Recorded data
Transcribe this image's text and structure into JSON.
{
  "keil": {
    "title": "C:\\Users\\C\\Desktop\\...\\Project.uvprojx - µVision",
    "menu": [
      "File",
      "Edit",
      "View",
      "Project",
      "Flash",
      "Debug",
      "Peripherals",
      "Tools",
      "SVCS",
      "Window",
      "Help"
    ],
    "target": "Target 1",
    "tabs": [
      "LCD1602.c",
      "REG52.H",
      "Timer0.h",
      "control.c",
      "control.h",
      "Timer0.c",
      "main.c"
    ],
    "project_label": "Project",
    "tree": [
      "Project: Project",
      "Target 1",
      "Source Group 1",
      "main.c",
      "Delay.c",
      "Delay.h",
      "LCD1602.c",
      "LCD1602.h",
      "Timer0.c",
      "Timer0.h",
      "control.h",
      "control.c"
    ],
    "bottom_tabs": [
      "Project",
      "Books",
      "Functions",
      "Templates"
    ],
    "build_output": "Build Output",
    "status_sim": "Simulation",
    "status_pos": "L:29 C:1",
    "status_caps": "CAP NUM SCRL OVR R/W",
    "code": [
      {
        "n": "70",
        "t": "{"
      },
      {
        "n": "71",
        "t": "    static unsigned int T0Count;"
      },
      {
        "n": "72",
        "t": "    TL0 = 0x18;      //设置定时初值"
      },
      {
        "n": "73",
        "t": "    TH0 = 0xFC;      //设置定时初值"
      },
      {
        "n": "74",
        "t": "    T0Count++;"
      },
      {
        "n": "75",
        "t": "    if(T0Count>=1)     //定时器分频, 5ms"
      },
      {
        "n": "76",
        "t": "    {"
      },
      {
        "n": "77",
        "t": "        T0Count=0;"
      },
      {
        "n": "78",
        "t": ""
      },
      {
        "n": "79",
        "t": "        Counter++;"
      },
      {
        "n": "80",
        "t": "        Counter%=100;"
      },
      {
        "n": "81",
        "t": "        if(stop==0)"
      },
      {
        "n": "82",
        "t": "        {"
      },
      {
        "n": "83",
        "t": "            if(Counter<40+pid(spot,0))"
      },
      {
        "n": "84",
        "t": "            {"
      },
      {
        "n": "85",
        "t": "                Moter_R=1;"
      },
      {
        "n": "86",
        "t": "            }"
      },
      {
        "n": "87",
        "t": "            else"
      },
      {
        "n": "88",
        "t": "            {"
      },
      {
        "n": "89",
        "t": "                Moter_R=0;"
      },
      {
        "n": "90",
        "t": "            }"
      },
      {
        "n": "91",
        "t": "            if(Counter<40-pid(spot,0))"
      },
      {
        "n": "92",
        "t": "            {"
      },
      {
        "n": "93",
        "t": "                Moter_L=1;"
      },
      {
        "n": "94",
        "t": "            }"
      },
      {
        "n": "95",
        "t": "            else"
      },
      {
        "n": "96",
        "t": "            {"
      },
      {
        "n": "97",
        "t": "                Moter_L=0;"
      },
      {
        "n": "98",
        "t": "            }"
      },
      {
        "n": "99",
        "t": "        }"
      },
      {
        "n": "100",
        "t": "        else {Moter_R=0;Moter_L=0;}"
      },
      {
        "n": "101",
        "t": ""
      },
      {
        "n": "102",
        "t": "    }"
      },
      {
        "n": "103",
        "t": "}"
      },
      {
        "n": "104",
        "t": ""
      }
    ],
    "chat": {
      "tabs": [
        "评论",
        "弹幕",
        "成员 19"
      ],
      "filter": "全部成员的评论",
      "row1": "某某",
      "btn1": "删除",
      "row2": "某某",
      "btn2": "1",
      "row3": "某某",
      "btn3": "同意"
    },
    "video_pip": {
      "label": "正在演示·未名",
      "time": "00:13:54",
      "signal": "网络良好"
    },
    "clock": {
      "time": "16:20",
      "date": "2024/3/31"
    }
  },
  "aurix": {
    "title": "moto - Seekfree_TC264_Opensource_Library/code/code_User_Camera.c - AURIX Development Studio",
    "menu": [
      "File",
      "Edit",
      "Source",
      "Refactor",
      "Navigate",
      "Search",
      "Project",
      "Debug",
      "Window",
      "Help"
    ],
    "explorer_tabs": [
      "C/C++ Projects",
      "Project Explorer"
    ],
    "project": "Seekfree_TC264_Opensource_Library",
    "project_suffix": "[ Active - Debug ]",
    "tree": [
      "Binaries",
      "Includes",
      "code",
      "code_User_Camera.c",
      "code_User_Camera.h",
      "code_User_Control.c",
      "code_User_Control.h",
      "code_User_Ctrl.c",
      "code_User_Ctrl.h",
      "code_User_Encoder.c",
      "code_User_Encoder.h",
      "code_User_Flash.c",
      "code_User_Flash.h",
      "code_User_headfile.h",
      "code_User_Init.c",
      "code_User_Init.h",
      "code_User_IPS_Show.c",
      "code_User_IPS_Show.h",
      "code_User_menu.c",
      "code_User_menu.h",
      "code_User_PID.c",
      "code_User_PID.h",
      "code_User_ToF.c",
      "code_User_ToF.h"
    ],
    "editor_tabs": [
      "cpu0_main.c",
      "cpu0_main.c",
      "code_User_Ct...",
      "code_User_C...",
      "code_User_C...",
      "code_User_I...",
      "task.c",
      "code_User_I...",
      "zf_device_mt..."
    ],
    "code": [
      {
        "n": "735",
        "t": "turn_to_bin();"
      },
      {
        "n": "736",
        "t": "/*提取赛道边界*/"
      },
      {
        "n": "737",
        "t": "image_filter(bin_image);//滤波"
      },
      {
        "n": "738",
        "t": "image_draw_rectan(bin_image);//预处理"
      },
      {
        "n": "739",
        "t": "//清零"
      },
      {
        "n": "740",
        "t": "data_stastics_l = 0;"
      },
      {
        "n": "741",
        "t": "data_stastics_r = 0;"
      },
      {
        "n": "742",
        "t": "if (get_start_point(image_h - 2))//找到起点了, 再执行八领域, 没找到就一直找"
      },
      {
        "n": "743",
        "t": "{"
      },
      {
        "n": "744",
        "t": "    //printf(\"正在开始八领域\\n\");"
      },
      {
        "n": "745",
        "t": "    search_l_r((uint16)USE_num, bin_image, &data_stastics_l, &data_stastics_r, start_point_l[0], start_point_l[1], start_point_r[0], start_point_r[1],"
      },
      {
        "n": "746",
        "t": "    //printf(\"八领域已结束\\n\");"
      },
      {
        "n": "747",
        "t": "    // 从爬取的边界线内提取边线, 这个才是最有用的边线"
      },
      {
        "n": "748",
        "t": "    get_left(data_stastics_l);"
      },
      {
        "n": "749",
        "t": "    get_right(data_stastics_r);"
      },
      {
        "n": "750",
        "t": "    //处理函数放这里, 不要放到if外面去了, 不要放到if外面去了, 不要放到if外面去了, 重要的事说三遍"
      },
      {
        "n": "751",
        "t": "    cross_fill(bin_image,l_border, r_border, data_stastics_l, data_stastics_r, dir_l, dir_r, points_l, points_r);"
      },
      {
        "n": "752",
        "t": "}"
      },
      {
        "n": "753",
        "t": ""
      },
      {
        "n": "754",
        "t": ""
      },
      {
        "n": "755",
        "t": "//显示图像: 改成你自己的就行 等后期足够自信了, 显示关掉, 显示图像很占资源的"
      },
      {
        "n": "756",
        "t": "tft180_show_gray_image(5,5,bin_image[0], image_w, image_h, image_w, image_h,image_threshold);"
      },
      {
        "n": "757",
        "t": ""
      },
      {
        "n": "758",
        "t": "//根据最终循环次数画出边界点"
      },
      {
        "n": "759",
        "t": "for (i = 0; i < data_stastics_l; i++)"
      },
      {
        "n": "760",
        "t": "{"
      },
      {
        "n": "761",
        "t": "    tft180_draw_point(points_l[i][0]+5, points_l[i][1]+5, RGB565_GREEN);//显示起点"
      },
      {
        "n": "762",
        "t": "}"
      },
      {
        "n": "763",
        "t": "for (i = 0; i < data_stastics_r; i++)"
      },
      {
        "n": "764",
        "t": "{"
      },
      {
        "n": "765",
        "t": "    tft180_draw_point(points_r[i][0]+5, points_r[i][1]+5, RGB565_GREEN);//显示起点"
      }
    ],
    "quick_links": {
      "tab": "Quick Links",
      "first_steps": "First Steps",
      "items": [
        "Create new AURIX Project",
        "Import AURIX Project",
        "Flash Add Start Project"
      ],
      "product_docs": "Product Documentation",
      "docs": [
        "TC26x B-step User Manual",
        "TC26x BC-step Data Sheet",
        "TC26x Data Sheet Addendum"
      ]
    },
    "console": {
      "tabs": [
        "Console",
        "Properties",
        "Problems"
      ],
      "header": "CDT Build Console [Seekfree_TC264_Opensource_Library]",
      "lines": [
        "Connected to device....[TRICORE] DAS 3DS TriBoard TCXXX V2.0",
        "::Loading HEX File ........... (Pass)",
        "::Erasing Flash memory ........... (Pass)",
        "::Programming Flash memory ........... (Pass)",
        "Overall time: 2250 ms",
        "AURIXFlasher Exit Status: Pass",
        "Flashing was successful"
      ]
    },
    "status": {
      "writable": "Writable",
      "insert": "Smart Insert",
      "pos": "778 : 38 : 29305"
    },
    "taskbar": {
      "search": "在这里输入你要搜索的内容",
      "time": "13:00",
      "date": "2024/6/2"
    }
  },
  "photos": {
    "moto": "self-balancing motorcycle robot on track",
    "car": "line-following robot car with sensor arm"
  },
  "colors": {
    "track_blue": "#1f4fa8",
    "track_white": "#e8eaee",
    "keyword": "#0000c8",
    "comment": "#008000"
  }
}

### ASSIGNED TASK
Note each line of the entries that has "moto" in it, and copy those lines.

### EXERCISE ANSWER
    "title": "moto - Seekfree_TC264_Opensource_Library/code/code_User_Camera.c - AURIX Development Studio",
    "moto": "self-balancing motorcycle robot on track",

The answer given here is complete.